From the Editor
Five years after the REVIEW was relaunched as a monthly journal, and 63 years after its founding, we have regretfully decided to close the magazine. Subscribers have already received notices in the mail. Thankfully we still have one more issue left in which to pen a proper valedictory.
In the meantime, however, a few thoughts on the dislocations faced by us and everybody else in the information business. The Economist newspaper's "Banyan" column tackled the review's closure by focusing on the difficulties faced by Asia's regional publications. The market has fragmented as individual economies have developed to the point that advertisers need to target their campaigns more precisely, and local publications have sprung up to allow them to do so. Readers too are less catholic in their interests than they were just a decade or two ago.
Those challenges were widely discussed when the weekly review folded. The business model was put under further pressure by competition from global publications that could use content from other editions and thereby enjoy a lower cost base. Since then, however, it has become increasingly clear that the newsweekly format has passed its sell-by date in most developed markets. It is a hallmark of this gloomy age for journalism that no publisher can afford to take heart from the closure of a competitor; in most cases it does not bring an uptick in revenue but rather is a harbinger of more pain to come.
Nevertheless, there are good reasons to be skeptical that the media business is in its death throes, globally or in Asia. The appetite for information continues to grow, but publishers have made several mistakes that meant they failed to capture this demand. By giving away their content without charge on the Internet, media companies have done double damage. First, they have conditioned consumers to see content as a free good, and second, valuable time has been lost in the development of efficient payment mechanisms.

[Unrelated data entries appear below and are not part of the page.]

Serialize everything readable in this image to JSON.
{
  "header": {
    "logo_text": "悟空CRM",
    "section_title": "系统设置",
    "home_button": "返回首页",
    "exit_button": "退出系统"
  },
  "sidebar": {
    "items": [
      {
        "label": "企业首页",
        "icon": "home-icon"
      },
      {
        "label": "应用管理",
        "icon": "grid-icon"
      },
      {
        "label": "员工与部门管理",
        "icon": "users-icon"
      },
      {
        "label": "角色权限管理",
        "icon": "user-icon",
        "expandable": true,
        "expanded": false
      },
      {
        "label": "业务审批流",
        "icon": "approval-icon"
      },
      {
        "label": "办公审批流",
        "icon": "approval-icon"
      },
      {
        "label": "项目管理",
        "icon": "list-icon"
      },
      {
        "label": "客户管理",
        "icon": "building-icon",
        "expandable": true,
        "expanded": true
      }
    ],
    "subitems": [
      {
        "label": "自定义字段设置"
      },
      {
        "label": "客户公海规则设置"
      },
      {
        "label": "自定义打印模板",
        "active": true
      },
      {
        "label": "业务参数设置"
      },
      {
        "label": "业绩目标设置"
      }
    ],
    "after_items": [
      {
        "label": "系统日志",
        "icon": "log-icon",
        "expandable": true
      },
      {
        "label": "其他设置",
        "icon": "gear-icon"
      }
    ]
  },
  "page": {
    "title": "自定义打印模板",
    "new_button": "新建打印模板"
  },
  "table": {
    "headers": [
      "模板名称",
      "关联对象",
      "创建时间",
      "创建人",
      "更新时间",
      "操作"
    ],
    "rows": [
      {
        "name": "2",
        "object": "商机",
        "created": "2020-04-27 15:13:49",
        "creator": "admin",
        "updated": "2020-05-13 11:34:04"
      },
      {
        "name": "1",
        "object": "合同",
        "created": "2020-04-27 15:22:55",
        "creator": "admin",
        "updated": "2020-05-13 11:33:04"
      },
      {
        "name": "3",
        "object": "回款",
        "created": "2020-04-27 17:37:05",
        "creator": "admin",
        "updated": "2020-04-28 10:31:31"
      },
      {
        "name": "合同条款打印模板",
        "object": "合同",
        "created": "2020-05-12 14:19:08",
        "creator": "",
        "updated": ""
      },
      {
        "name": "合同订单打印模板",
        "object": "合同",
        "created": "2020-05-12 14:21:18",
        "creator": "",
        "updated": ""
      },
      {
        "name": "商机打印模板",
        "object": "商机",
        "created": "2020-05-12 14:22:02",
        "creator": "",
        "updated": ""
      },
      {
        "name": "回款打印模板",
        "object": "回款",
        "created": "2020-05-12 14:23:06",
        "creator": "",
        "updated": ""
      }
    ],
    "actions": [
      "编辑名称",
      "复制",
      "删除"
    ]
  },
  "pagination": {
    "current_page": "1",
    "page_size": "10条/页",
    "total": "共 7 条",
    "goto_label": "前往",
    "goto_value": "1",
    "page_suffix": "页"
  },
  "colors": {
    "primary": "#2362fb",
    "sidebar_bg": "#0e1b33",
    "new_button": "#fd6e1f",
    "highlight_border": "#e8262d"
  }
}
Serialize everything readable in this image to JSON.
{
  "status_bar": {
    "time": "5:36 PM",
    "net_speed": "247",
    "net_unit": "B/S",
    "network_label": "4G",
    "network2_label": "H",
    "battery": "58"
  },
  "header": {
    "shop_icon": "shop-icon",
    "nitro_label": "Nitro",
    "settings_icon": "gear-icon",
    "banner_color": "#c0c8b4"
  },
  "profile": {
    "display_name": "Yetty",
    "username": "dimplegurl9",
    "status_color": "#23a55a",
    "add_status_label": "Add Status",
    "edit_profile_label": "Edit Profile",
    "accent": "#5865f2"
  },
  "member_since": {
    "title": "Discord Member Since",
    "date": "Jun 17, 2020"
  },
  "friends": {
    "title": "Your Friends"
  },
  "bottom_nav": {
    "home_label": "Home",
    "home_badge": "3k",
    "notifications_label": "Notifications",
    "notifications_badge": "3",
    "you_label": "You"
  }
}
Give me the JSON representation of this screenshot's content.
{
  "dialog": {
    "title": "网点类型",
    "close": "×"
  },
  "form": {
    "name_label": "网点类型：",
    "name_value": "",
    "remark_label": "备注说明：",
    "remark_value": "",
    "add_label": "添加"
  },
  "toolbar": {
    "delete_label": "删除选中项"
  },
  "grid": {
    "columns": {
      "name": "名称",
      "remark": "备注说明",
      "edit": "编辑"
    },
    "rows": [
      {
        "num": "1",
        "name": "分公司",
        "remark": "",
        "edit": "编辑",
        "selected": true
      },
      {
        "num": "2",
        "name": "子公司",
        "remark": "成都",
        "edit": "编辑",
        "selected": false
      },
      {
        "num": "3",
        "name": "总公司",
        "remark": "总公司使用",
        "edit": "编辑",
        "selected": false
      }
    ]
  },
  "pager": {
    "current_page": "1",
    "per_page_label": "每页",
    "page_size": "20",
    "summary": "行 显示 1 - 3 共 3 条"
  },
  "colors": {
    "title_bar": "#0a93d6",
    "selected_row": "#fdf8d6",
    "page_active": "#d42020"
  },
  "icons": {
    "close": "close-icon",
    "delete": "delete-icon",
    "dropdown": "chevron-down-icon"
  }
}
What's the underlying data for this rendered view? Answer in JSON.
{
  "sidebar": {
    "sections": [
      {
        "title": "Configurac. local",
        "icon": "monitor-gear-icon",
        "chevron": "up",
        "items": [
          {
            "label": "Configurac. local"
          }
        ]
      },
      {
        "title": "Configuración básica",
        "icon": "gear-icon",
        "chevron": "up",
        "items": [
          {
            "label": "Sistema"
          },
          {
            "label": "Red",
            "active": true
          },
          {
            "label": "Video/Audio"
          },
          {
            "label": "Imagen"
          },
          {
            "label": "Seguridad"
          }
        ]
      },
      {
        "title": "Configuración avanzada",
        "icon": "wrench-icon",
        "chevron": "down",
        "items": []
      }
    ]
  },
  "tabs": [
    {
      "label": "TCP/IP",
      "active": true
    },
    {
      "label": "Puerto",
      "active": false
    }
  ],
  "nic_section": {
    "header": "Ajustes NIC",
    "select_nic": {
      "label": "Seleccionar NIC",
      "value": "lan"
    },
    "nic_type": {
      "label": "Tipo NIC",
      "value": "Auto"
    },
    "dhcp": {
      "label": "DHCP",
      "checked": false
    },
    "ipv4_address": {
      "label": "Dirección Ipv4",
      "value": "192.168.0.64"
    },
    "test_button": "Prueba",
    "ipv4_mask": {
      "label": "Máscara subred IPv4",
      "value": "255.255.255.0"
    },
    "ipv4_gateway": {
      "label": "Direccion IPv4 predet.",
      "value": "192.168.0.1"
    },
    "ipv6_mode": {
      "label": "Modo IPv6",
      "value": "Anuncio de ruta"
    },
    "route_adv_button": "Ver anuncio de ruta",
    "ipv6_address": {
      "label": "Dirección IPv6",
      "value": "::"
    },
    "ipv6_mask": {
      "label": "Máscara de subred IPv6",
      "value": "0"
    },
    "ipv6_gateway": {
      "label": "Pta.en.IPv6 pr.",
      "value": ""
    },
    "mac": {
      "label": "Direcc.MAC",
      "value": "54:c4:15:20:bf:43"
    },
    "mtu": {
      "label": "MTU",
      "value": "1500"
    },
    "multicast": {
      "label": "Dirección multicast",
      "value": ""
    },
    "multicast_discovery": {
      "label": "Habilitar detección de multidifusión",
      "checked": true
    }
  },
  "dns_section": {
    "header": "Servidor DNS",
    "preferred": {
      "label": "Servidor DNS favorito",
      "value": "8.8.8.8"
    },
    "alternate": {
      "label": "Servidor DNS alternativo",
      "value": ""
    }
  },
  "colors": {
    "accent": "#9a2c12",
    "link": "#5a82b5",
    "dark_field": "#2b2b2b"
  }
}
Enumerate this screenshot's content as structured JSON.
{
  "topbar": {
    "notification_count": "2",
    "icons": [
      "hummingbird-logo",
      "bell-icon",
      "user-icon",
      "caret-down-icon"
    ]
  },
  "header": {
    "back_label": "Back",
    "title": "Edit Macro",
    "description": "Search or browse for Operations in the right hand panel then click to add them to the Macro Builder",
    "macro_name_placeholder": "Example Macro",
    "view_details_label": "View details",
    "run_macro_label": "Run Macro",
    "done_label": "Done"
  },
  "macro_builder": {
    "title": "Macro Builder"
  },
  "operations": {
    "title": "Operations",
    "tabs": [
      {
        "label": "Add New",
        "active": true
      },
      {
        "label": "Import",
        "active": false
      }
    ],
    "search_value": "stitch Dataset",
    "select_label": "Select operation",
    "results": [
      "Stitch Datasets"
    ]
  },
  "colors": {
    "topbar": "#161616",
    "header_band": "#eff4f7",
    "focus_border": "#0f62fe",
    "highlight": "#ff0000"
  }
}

While e-readers will not be a silver bullet, the development of such new platforms for reading will surely play a big part in the renaissance of publishing. This development comes too late for the review, but it is a natural fit for the niche publication, removing the problems of availability, distribution and production costs.
Eric Halpern founded the review in Hong Kong after he was forced by World War II to abandon a Shanghai-based magazine. Perhaps the review may rise once more in a new incarnation, following Halpern's spirit of optimism that "a period of prosperity will certainly follow."
The biggest insult to the Review and its readers was Dow Jones refusal to sell the title.It has received many offers.
Both Time which is owned by Time Warner and Dow Jones are prepared to buy these Asian-based magazines and killed them to improve circulation of their American-based publications.